(credit: D. Day)
The folklife of space
by Dwayne A. Day
Monday, July 7, 2008
Every year, straddling Independence Day, the Smithsonian Institution conducts the Folklife Festival on the National Mall. They set up tents and booths and feature exhibits, speakers, performers, and food based upon the themes of the festival. This year the Smithsonian highlighted the state of Texas, the country of Bhutan, and NASA. Usually the Folklife Festival highlights a cultural region, so the selection of NASA was a little unusual. But this is the fiftieth anniversary of the space agency, and NASA has always had a higher profile and more positive image than most other government agencies (it seems unlikely that the Folklife Festival will ever host the Department of Housing and Urban Development, for instance).
Approximately one third of the festival was devoted to NASA, which had over a dozen tents of various sizes. Some of these were filled with a stage and chairs, whereas others were filled with tables and exhibits and NASA employees ready to answer the public’s questions about the space agency’s activities. There was a tent devoted to NASA’s aeronautics research, another devoted to the International Space Station, one on the Space Shuttle, and tents on Earth sciences, space sciences, space art, space food, robotics, and technology spinoffs, among others. Children were encouraged to go from tent to tent with a small booklet of questions that they had to get answered. Those who successfully filled their booklets received a NASA logo pin.

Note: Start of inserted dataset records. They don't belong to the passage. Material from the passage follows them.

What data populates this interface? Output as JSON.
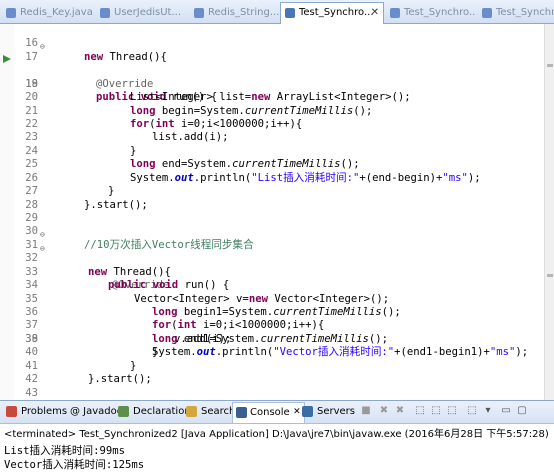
{
  "editor_tabs": [
    {
      "label": "Redis_Key.java",
      "active": false
    },
    {
      "label": "UserJedisUt...",
      "active": false
    },
    {
      "label": "Redis_String...",
      "active": false
    },
    {
      "label": "Test_Synchro...",
      "active": true
    },
    {
      "label": "Test_Synchro...",
      "active": false
    },
    {
      "label": "Test_Synchro...",
      "active": false
    }
  ],
  "tab_close_glyph": "✕",
  "line_numbers": [
    "16",
    "17",
    "18",
    "19",
    "20",
    "21",
    "22",
    "23",
    "24",
    "25",
    "26",
    "27",
    "28",
    "29",
    "30",
    "31",
    "32",
    "33",
    "34",
    "35",
    "36",
    "37",
    "38",
    "39",
    "40",
    "41",
    "42",
    "43"
  ],
  "code": {
    "l16": {
      "kw": "new",
      "rest": " Thread(){"
    },
    "l17": {
      "ann": "@Override"
    },
    "l18": {
      "kw1": "public",
      "kw2": "void",
      "rest": " run() {"
    },
    "l19": {
      "a": "List<Integer> list=",
      "kw": "new",
      "b": " ArrayList<Integer>();"
    },
    "l20": {
      "kw": "long",
      "a": " begin=System.",
      "m": "currentTimeMillis",
      "b": "();"
    },
    "l21": {
      "kw1": "for",
      "a": "(",
      "kw2": "int",
      "b": " i=0;i<1000000;i++){"
    },
    "l22": {
      "text": "list.add(i);"
    },
    "l23": {
      "text": "}"
    },
    "l24": {
      "kw": "long",
      "a": " end=System.",
      "m": "currentTimeMillis",
      "b": "();"
    },
    "l25": {
      "a": "System.",
      "f": "out",
      "b": ".println(",
      "s": "\"List插入消耗时间:\"",
      "c": "+(end-begin)+",
      "s2": "\"ms\"",
      "d": ");"
    },
    "l26": {
      "text": "}"
    },
    "l27": {
      "text": "}.start();"
    },
    "l30": {
      "cmt": "//10万次插入Vector线程同步集合"
    },
    "l31": {
      "kw": "new",
      "rest": " Thread(){"
    },
    "l32": {
      "ann": "@Override"
    },
    "l33": {
      "kw1": "public",
      "kw2": "void",
      "rest": " run() {"
    },
    "l34": {
      "a": "Vector<Integer> v=",
      "kw": "new",
      "b": " Vector<Integer>();"
    },
    "l35": {
      "kw": "long",
      "a": " begin1=System.",
      "m": "currentTimeMillis",
      "b": "();"
    },
    "l36": {
      "kw1": "for",
      "a": "(",
      "kw2": "int",
      "b": " i=0;i<1000000;i++){"
    },
    "l37": {
      "text": "v.add(i);"
    },
    "l38": {
      "text": "}"
    },
    "l39": {
      "kw": "long",
      "a": " end1=System.",
      "m": "currentTimeMillis",
      "b": "();"
    },
    "l40": {
      "a": "System.",
      "f": "out",
      "b": ".println(",
      "s": "\"Vector插入消耗时间:\"",
      "c": "+(end1-begin1)+",
      "s2": "\"ms\"",
      "d": ");"
    },
    "l41": {
      "text": "}"
    },
    "l42": {
      "text": "}.start();"
    }
  },
  "fold_glyph": "⊖",
  "view_tabs": [
    {
      "label": "Problems",
      "active": false,
      "color": "#c94a3a"
    },
    {
      "label": "@ Javadoc",
      "active": false,
      "color": "#4d79b8"
    },
    {
      "label": "Declaration",
      "active": false,
      "color": "#5b8f4a"
    },
    {
      "label": "Search",
      "active": false,
      "color": "#d4a640"
    },
    {
      "label": "Console",
      "active": true,
      "color": "#3b5f91"
    },
    {
      "label": "Servers",
      "active": false,
      "color": "#3a6ea5"
    }
  ],
  "console_close_glyph": "✕",
  "console_tools": [
    "■",
    "✖",
    "✖",
    "⬚",
    "⬚",
    "⬚",
    "⬚",
    "▾",
    "▭",
    "▢"
  ],
  "terminated_line": "<terminated> Test_Synchronized2 [Java Application] D:\\Java\\jre7\\bin\\javaw.exe (2016年6月28日 下午5:57:28)",
  "output_lines": [
    "List插入消耗时间:99ms",
    "Vector插入消耗时间:125ms"
  ],
  "colors": {
    "keyword": "#7f0055",
    "string": "#2a00ff",
    "comment": "#3f7f5f",
    "annotation": "#646464",
    "field": "#0000c0"
  }
}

The topics discussed by the speakers and the experts that NASA brought in from all over the country covered a very broad range. There were people talking about the heat shield on the MESSENGER spacecraft flying toward Mercury, astronomers discussing the findings of the Hubble Space Telescope, experts on the space toilet on the International Space Station, rocket engineers to discuss the new J-2X engine, and even somebody to talk about the camera systems carried on the Space Shuttle and used to inspect the external tank for damage during liftoff. I tried in vain to find somebody willing to discuss budget contingency reserves for future projects, but for some reason NASA chose not to have a tent devoted to NASA headquarters. Why doesn’t anybody ever think about the children?
Washington’s weather is not always cooperative during the Folklife Festival. The tents were closed one day due to the threat of a violent thunderstorm that fortunately never materialized, and on July 4 and 5 the skies were cloudy and there were brief periods of rain that drove down attendance. Except for the large numbers of kids, attendance was lighter at the NASA tents than for the rest of the festival. This is not unexpected, because many members of the public are probably more interested in seeing dancing and singing performances than care about science and engineering. But it was still clear during several visits that thousands of people were exposed to NASA and its various missions who might otherwise know very little about the space agency.
What follows are some photographs of the festival. With some googling you can easily find others on the web, including many better than these.
(credit: D. Day)
Future disillusioned space activist. (credit: D. Day)
Space food, no astronaut ice cream. (credit: D. Day)
Visitors disappointed that this is not a moonbounce. (credit: D. Day)
The president flies past. (credit: D. Day)
Self portrait of the photographer. (credit: D. Day)
Tiles, RCC and the neverending fight against FOD. (credit: D. Day)
Space artist Pat Rawlings. (credit: D. Day)
Main entrance. (credit: D. Day)
Jumbotron and the the NBL. (credit: D. Day)
NASA encourages graffiti and vandalism. (credit: D. Day)
Barbecue. (credit: D. Day)
Selling Constellation. (credit: D. Day)
Shuttle troubles. (credit: D. Day)
page 2 >>